Nuphar lutea, Lago di Fimon, Arcugnano, Italy
Scientific classification
Kingdom: Plantae
(unranked): Angiosperms
Order: Nymphaeales
Family: Nymphaeaceae
Genus: Nuphar
Sibth. & Sm.

See text


Nuphar is genus of aquatic plants in the family Nymphaeaceae, with a temperate to subarctic Northern Hemisphere distribution. Common names include water-lily (Eurasian species; shared with many other genera in the same family), pond-lily, and spatterdock (North American species).

A total of eight species and three hybrids are currently accepted in the genus.[1] A few botanists treat the genus as just a single variable species (for which the European name N. lutea has priority),[2][3] while 10–12 or more species are accepted by some other authorities.[4] Recent molecular work has shown that there are substantial differences between the Eurasian species (sect. Nuphar) and American species (sect. Astylus), except for North American N. microphylla which is clusters with the Eurasian species.[4][5]

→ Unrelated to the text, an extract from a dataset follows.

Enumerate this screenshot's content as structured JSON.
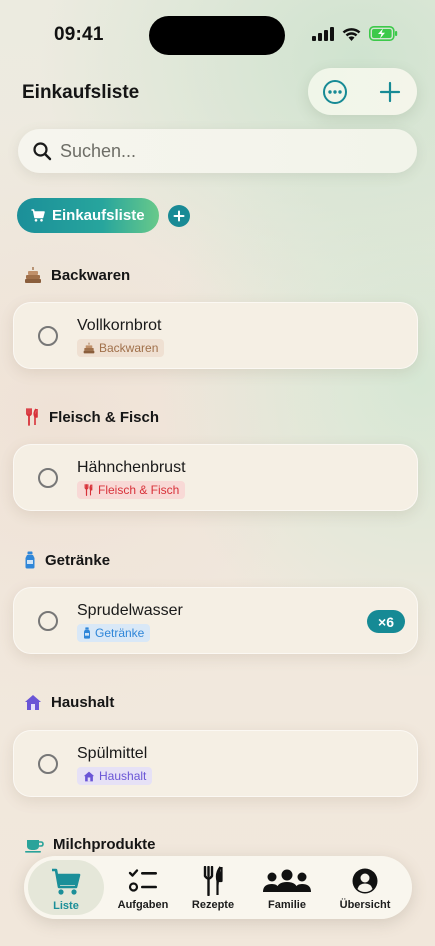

The genus is closely related to Nymphaea. Nuphar differs in having its petals being much smaller than its 4-6 bright yellow-coloured sepals, whereas in Nymphaea, the petals are much larger than the sepals. The fruit maturation also differs, with Nuphar fruit being held above water level to maturity, whereas Nymphaea fruit sink below the water level immediately after the flower closes. Both genera share leaves with a radial notch from the circumference to the petiole (leaf stem) in the centre.



  • Nuphar × rubrodisca Morong (N. microphylla × N. variegata)
  • Nuphar × saijoensis (Shimoda) Padgett (N. japonica × N. pumila)
  • Nuphar × spenneriana Gaudin (N. lutea × N. pumila)


Nuphar species occur in ponds, lakes, and slow-moving rivers, growing in water up to 5 metres deep; different species show adaptation to either nutrient-rich waters (e.g. N. lutea) or nutrient-poor waters (e.g. N. pumila).[6]

Alkaloids in the genus include nupharolutine, nuphamine and nupharidine.[7]


The etymology of the word is: medieval Latin nuphar, from medieval Latin nenuphar, thence from Arabic nīnūfar, thence from Persian nīlūfar, thence from Sanskrit nīlōtpala = blue lotus flower.[8] For botanical gender, the name is treated as feminine.[1][4]



"Field" of Nuphar on a small lake, Kenai National Wildlife Refuge, Alaska
  1. ^ a b USDA Germplasm Resources Information Network: Nuphar
  2. ^ Beal, E. O. (1956). "Taxonomic revision of the genus Nuphar Sm. of North America and Europe". Journal of the Elisha Mitchell Scientific Society 72: 317–346. 
  3. ^ USDA Plants Profile Nuphar
  4. ^ a b c Wiersema, J. H.; Hellquist, C. B. (1997). "Nymphaeaceae". Flora of North America 3. 
  5. ^ Padgett, D. J. (2007). A Monograph of Nuphar (Nymphaeaceae). Rhodora 109: 1–95 full text.
  6. ^ Blamey, M. & Grey-Wilson, C. (1989). Flora of Britain and Northern Europe. ISBN 0-340-40170-2
  7. ^ Wrobel, J. T., Iwanow, A., Braekman-Danheux, C., Martin, T. I., & MacLean, D. B. (1972). The Structure of Nupharolutine, an Alkaloid of Nuphar luteum. Canad. J. Chem. 50: 1831–1837 full text.
  8. ^ Etymololgy of Nuphar, same as French Nenuphar (in French).